== INPUT

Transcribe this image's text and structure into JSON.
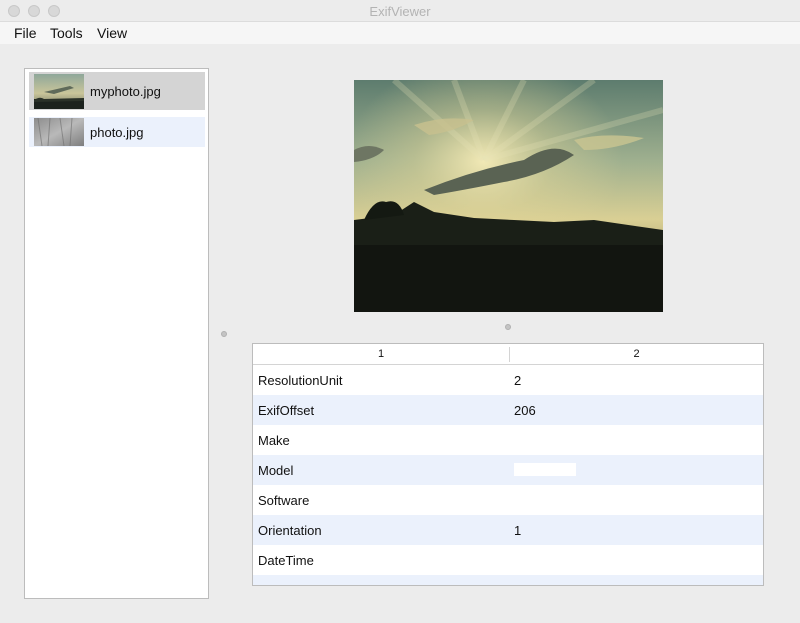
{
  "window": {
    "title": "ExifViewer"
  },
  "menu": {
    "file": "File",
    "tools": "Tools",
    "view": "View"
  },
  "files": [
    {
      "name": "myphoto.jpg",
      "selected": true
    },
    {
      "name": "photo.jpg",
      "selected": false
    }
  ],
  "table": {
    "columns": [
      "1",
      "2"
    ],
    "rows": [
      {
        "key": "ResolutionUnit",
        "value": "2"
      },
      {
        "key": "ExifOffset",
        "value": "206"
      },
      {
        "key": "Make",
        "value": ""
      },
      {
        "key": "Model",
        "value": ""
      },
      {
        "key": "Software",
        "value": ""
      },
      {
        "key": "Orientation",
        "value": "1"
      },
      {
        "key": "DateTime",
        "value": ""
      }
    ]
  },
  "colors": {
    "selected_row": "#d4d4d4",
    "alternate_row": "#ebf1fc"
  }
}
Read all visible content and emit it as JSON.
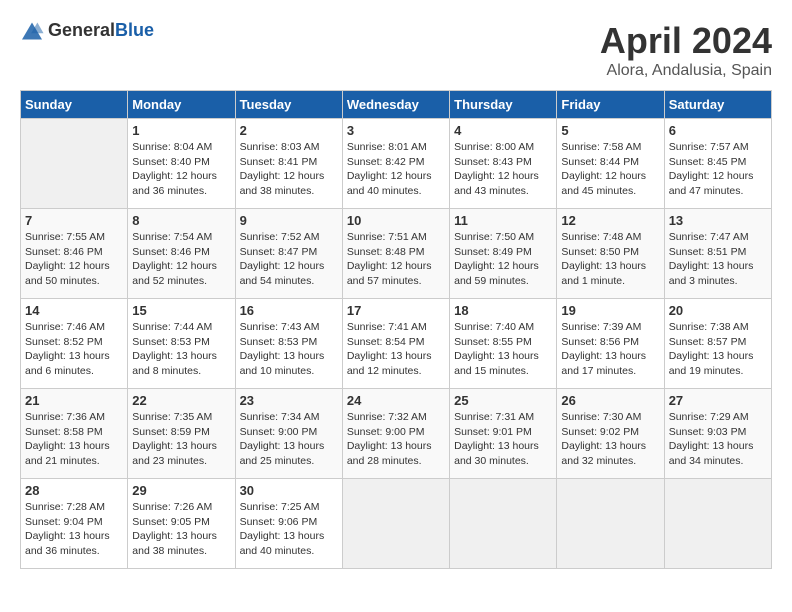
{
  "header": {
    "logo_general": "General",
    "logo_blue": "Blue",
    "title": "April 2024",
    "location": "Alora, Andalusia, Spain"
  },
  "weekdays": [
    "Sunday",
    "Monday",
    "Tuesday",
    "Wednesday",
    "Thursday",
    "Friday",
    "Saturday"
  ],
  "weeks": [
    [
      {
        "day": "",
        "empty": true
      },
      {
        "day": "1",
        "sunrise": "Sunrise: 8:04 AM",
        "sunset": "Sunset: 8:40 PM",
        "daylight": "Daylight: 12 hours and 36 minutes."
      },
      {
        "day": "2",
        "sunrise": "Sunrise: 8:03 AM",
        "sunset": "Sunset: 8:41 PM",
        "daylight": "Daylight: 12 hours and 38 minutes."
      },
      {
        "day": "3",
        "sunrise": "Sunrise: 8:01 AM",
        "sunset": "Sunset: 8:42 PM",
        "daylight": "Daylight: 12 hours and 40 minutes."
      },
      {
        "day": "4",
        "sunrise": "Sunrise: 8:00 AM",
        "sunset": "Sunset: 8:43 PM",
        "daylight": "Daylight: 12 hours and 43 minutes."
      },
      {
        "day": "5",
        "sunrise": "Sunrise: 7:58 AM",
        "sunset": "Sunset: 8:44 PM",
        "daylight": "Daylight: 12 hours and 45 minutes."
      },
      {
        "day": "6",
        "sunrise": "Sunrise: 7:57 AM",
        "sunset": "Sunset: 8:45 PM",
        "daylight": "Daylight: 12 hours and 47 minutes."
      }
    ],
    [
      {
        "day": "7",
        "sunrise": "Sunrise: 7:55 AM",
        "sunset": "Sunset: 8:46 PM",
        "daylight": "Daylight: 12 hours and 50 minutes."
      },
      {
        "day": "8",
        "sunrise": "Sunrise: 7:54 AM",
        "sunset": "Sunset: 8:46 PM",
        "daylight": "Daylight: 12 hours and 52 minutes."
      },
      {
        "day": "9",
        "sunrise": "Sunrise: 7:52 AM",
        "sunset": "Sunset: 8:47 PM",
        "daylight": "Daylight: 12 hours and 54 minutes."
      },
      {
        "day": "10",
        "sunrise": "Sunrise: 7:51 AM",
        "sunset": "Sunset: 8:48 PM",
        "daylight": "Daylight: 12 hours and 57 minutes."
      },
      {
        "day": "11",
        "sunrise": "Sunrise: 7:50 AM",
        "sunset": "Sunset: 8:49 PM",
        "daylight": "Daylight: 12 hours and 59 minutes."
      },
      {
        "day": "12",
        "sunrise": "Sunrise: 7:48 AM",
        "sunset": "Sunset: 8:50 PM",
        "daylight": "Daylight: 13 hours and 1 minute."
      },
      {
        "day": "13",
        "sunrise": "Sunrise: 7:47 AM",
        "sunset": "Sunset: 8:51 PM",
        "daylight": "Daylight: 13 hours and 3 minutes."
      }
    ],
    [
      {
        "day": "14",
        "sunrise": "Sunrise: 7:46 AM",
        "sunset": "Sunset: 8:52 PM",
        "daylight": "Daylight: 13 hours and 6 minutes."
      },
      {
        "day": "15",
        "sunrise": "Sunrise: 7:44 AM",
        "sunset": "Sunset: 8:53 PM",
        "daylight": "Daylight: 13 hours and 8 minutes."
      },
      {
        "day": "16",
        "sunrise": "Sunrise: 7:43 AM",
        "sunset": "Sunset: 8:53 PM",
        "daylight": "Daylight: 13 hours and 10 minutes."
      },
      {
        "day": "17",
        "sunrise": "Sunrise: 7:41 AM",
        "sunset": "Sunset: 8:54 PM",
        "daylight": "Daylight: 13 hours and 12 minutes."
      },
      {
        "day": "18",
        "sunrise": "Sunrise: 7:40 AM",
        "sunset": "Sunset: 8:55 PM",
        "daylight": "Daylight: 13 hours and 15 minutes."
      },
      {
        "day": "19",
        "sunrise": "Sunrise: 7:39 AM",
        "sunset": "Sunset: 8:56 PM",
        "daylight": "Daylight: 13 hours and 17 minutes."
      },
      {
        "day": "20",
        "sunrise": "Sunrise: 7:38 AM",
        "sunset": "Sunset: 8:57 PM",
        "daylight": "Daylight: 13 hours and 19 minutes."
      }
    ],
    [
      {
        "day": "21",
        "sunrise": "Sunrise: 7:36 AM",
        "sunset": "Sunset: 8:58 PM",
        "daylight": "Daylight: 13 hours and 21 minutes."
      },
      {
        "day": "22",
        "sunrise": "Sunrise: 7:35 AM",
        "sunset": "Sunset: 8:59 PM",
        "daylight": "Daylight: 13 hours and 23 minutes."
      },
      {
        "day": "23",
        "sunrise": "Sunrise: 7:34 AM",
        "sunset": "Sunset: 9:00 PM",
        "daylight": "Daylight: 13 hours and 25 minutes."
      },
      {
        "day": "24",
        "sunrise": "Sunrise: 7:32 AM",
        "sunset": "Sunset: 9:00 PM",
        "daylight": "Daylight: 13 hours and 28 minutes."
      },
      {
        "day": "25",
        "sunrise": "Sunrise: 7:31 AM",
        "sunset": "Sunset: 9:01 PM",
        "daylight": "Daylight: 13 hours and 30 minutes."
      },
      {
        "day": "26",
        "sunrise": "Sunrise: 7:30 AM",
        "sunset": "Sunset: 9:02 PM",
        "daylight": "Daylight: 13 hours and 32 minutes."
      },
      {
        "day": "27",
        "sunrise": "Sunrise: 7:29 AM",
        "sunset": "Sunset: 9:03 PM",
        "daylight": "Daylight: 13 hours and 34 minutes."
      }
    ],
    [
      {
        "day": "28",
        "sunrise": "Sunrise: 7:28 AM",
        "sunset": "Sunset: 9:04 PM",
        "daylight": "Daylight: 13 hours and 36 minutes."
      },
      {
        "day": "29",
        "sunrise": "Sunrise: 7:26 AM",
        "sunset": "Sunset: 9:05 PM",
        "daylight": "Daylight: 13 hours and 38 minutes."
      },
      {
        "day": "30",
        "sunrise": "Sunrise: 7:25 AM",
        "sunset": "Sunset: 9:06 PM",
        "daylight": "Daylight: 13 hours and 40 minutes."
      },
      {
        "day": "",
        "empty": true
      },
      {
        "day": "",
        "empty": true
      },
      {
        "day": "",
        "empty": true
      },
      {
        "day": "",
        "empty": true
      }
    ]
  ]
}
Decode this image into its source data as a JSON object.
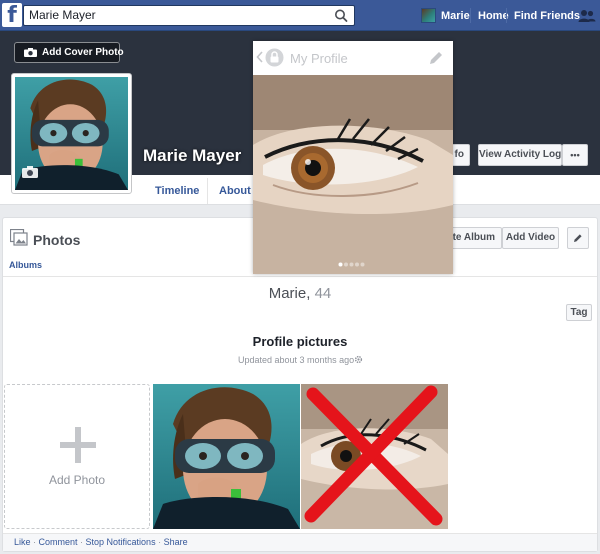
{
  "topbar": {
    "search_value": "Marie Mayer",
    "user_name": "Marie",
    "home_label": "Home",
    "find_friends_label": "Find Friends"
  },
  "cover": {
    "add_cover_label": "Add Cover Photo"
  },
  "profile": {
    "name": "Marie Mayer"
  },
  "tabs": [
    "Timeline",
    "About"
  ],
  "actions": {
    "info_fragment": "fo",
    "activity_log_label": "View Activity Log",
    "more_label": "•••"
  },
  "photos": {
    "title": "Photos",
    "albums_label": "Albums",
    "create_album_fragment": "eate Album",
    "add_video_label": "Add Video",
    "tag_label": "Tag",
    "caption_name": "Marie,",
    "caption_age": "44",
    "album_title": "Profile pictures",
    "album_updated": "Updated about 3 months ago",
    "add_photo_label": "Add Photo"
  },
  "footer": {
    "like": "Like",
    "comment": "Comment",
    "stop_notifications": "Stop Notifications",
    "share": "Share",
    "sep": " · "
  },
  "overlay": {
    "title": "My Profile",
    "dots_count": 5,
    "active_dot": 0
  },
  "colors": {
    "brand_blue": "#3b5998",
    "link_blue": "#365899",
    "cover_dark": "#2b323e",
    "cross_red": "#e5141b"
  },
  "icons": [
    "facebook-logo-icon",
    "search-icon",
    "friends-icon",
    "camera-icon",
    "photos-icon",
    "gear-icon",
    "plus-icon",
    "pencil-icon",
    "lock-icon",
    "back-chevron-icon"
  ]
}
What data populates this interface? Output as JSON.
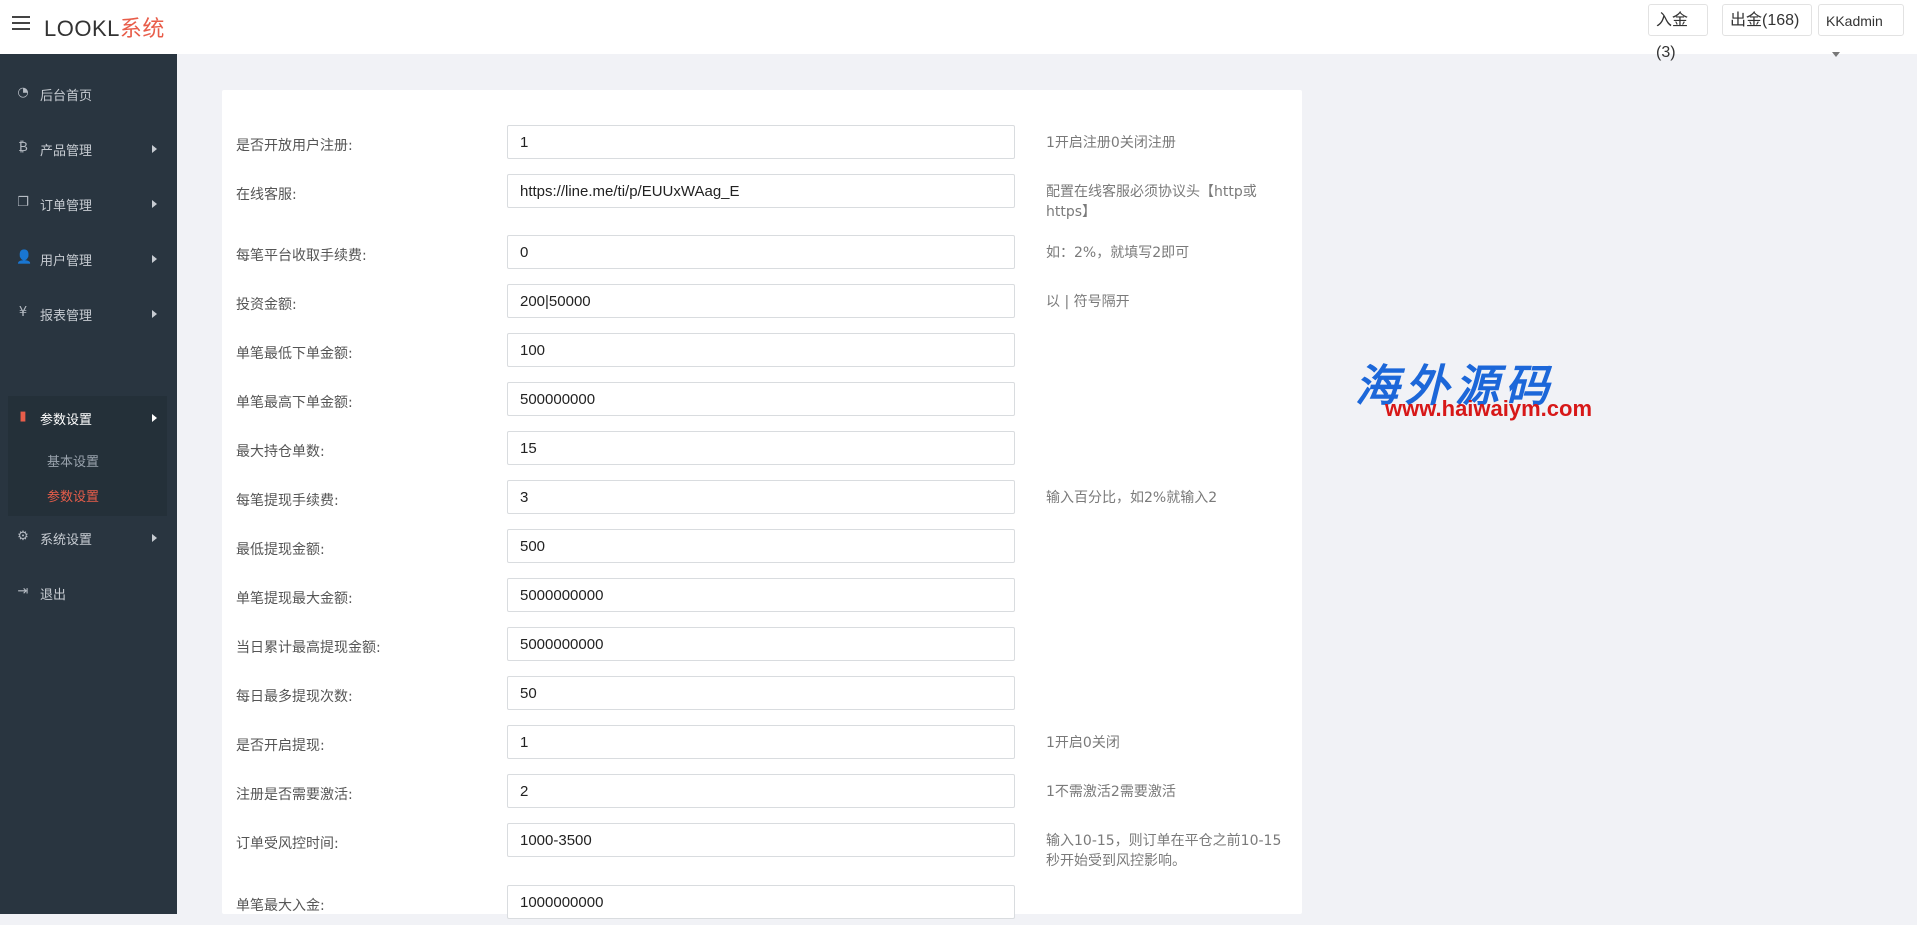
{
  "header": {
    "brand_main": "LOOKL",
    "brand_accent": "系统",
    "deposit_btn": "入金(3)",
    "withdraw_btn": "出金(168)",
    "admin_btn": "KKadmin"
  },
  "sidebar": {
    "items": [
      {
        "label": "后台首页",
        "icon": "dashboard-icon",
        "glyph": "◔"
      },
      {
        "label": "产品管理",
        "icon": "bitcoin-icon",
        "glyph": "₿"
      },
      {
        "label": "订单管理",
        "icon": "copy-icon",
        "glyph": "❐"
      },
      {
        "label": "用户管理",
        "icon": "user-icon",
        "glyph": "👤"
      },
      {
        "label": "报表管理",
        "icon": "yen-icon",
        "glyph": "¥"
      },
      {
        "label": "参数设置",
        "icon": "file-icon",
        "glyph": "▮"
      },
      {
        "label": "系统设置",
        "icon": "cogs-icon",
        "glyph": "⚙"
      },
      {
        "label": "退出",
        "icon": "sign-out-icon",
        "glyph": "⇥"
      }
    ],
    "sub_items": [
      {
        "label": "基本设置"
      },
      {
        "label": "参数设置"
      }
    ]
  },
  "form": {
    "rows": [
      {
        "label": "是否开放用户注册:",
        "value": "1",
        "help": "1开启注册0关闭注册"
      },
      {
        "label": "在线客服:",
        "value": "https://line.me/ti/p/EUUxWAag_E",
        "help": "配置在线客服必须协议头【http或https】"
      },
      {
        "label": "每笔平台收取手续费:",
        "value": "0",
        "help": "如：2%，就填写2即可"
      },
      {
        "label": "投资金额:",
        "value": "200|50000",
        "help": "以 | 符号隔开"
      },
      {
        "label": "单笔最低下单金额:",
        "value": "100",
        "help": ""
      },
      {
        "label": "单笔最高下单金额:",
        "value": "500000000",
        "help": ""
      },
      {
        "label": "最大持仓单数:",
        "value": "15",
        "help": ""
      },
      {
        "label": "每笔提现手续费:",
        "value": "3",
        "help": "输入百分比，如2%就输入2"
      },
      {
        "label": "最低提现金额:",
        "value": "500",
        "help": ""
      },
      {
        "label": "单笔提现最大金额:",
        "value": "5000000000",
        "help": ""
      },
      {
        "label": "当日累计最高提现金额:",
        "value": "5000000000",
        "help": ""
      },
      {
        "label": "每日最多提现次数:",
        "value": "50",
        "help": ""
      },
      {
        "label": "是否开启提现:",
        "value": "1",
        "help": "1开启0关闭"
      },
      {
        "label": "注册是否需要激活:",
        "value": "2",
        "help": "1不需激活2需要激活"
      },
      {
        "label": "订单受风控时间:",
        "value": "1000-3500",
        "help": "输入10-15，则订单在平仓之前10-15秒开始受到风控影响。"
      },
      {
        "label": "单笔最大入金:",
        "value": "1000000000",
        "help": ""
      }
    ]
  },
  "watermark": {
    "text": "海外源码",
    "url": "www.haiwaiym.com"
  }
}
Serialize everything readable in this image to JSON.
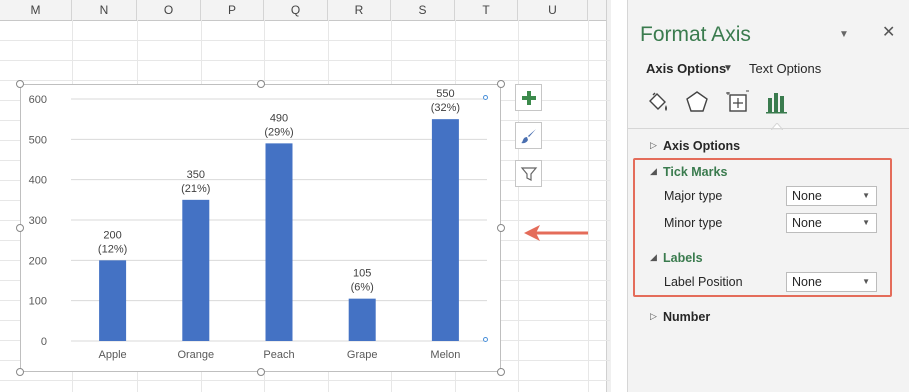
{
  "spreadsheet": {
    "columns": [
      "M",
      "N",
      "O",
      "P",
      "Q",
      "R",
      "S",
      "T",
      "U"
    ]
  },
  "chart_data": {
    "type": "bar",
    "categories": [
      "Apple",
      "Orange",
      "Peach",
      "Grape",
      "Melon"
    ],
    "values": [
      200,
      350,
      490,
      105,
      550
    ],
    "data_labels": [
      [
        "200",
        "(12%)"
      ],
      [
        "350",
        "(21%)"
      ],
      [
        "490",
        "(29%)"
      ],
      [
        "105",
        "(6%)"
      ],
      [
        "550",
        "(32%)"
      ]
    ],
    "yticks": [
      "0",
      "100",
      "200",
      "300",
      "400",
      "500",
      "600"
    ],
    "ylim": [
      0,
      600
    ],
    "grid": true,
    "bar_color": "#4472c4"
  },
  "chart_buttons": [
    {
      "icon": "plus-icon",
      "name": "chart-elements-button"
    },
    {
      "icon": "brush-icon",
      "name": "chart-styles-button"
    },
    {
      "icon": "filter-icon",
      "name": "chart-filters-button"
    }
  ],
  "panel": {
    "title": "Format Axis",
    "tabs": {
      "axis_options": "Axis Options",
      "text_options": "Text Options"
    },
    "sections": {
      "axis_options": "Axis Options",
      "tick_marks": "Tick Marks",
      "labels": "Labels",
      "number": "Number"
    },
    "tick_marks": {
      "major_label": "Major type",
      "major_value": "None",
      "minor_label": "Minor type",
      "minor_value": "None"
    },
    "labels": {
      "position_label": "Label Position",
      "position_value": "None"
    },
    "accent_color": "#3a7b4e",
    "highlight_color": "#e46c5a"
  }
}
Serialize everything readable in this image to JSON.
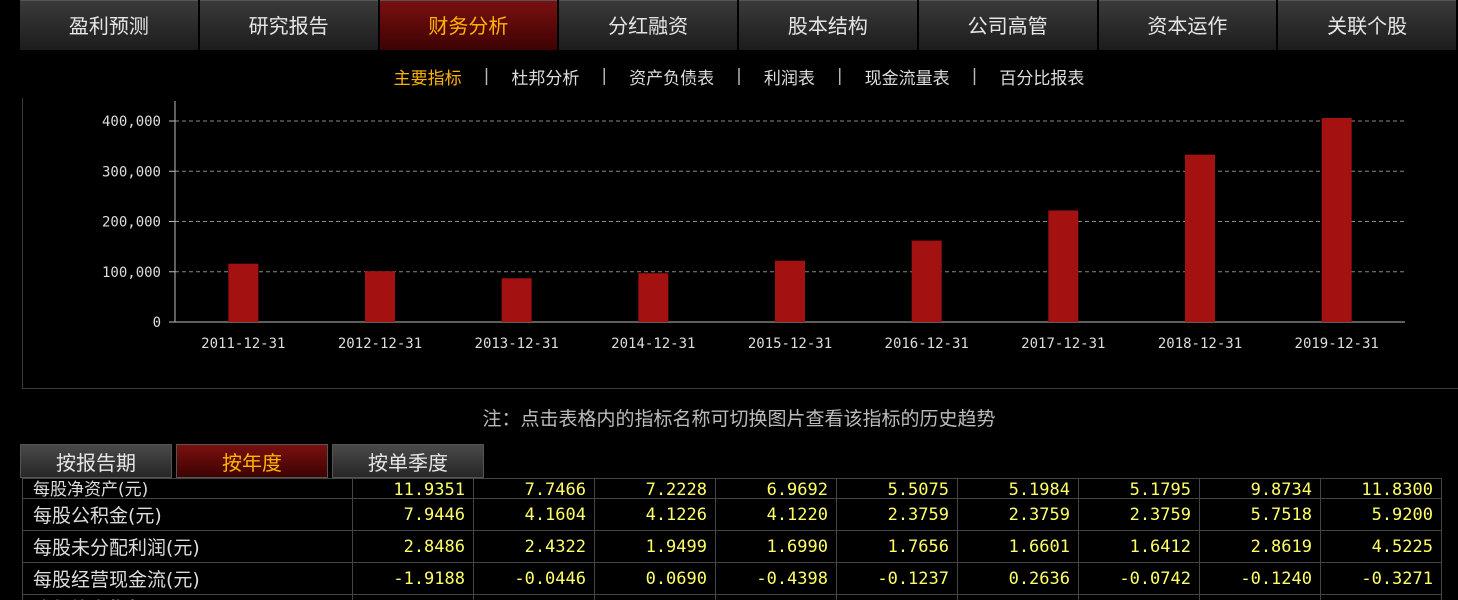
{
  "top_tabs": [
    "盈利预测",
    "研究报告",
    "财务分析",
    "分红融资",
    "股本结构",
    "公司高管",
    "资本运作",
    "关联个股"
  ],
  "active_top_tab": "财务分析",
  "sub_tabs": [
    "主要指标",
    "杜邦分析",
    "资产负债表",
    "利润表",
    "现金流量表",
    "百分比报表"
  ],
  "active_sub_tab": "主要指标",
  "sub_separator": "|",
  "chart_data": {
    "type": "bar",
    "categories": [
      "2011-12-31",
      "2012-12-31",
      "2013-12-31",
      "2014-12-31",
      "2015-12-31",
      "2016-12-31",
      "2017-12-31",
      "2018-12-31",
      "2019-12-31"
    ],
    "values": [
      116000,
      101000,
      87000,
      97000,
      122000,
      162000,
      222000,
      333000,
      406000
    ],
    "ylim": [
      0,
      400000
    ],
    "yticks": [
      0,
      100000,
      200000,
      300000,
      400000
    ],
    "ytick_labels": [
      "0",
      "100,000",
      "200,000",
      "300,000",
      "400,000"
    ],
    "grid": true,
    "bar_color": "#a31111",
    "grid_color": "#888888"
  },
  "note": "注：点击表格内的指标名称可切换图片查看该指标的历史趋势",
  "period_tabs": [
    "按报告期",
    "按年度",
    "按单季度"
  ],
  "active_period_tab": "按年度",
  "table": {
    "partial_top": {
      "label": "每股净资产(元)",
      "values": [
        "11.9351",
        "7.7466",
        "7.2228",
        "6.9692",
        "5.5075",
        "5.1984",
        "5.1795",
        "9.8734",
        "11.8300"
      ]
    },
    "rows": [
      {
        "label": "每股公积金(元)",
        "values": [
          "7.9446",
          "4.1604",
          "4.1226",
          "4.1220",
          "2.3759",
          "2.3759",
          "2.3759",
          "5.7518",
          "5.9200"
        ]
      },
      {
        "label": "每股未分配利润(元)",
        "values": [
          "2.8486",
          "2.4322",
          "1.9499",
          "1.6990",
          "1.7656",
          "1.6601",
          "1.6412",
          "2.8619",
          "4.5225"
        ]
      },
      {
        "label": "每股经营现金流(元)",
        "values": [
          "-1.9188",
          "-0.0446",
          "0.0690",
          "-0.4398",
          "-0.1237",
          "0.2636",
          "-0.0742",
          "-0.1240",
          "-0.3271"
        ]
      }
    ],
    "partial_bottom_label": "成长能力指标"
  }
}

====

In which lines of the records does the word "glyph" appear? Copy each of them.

▸ RESPONSE AREA:
        "glyph": "◔"
        "glyph": "₿"
        "glyph": "❐"
        "glyph": "👤"
        "glyph": "¥"
        "glyph": "▮"
        "glyph": "⚙"
        "glyph": "⇥"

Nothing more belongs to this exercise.